Patience. This is the one key element you’ll need to bring to Wildfire Games’s fast hack and slash side-scrolling RPG. It’s no walking in the beautifully ink-drawn park.
Eastern Exorcist is difficult but it’s also fair and very beautiful, which makes it easy to forgive and keep coming back to, however many times you die. The game’s story is based on Chinese Opera and focuses on your character and his brothers-in-arms, exorcists on a mission to find the King Mandrill, an evil tyrant who thinks nothing of attacking villages and stealing souls. Unfortunately, as you’re distracted by an evil spirit your brothers are attacked and you come back to find them massacred. It’s a well told adventure that suffers a little from the current translation as the story is told in English subtitles with Chinese voice artists. The developers have said that a better translation is coming, though, and the game is still in Early Access.

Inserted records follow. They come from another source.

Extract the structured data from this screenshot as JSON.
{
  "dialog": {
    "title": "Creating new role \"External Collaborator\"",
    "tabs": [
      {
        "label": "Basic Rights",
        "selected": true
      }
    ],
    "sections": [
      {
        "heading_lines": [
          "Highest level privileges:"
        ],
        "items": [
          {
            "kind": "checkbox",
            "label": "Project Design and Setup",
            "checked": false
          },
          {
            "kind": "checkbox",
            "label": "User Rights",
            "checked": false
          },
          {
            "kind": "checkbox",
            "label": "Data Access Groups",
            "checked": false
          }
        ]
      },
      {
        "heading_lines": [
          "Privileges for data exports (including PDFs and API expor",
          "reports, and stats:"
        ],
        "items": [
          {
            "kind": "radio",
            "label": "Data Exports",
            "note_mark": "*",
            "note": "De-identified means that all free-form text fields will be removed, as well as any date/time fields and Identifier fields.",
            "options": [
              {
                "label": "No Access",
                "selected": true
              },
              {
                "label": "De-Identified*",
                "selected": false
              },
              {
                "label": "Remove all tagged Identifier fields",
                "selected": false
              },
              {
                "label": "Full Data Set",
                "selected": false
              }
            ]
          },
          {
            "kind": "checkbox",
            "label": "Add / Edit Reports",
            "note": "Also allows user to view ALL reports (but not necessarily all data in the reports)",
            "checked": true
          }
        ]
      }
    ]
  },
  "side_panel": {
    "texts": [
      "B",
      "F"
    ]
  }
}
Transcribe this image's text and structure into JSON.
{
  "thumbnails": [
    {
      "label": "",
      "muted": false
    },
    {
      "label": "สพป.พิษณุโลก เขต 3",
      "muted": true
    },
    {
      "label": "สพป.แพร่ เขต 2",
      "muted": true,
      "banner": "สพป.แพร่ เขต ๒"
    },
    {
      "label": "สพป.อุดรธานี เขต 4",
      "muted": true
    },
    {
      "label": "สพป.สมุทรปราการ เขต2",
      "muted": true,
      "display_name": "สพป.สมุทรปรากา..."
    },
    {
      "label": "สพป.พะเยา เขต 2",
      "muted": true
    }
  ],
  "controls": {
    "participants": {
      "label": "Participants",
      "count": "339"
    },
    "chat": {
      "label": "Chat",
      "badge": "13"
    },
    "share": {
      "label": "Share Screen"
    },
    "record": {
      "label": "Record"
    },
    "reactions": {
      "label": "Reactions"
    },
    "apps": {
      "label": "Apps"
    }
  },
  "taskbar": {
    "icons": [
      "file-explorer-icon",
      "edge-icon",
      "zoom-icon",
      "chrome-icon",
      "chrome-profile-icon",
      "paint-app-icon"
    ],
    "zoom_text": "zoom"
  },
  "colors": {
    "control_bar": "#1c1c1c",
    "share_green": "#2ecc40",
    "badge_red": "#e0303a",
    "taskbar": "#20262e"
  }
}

The biggest element of the game is combat. There are light RPG elements involved for magic but combat is all important and you’ll need that patience and mastery of your moves in order to defeat the many boss creatures that stand in your way on your road to vengeance against your brothers. An easy difficulty is available for those who find it a little too much but it feels like cheating when the game gives you a decent chance to learn and adapt anyway. Action is fluid and there are plenty of different enemies to fight, though the combat does become repetitive after you get half way unless you’re fighting a boss.
The upgrading process takes two strands; your general health, strength and stamina can be increased along with choosing a path for your exorcist powers to follow which determines the type of magic attacks you can possess. It’s nowhere are complicated as many other games but still a nice touch and something to make your character feel a little unique.
Artwork is very impressive and it sets the game apart from other side-scrollers. The Chinese ink styling fits the story and settings perfectly and the action moves fluidly, so it feels like a painting come to life at times, especially with the more impressive screen-filling boss characters.
While it has a lot to recommend, Eastern Exorcist isn’t without its faults. The English translation aside, the game is only about 6-7 hours long and has little replay value at present. The upgrade tree is fairly simple for those spoilt by other games with more choice over character upgrades, too, though it does fit the game as it feels a pretty linear package in general.
If you fancy playing through a traditional Chinese style story with excellent artwork and challenging fights then Eastern Exorcist has you sorted. Just be prepared to die a lot in the process.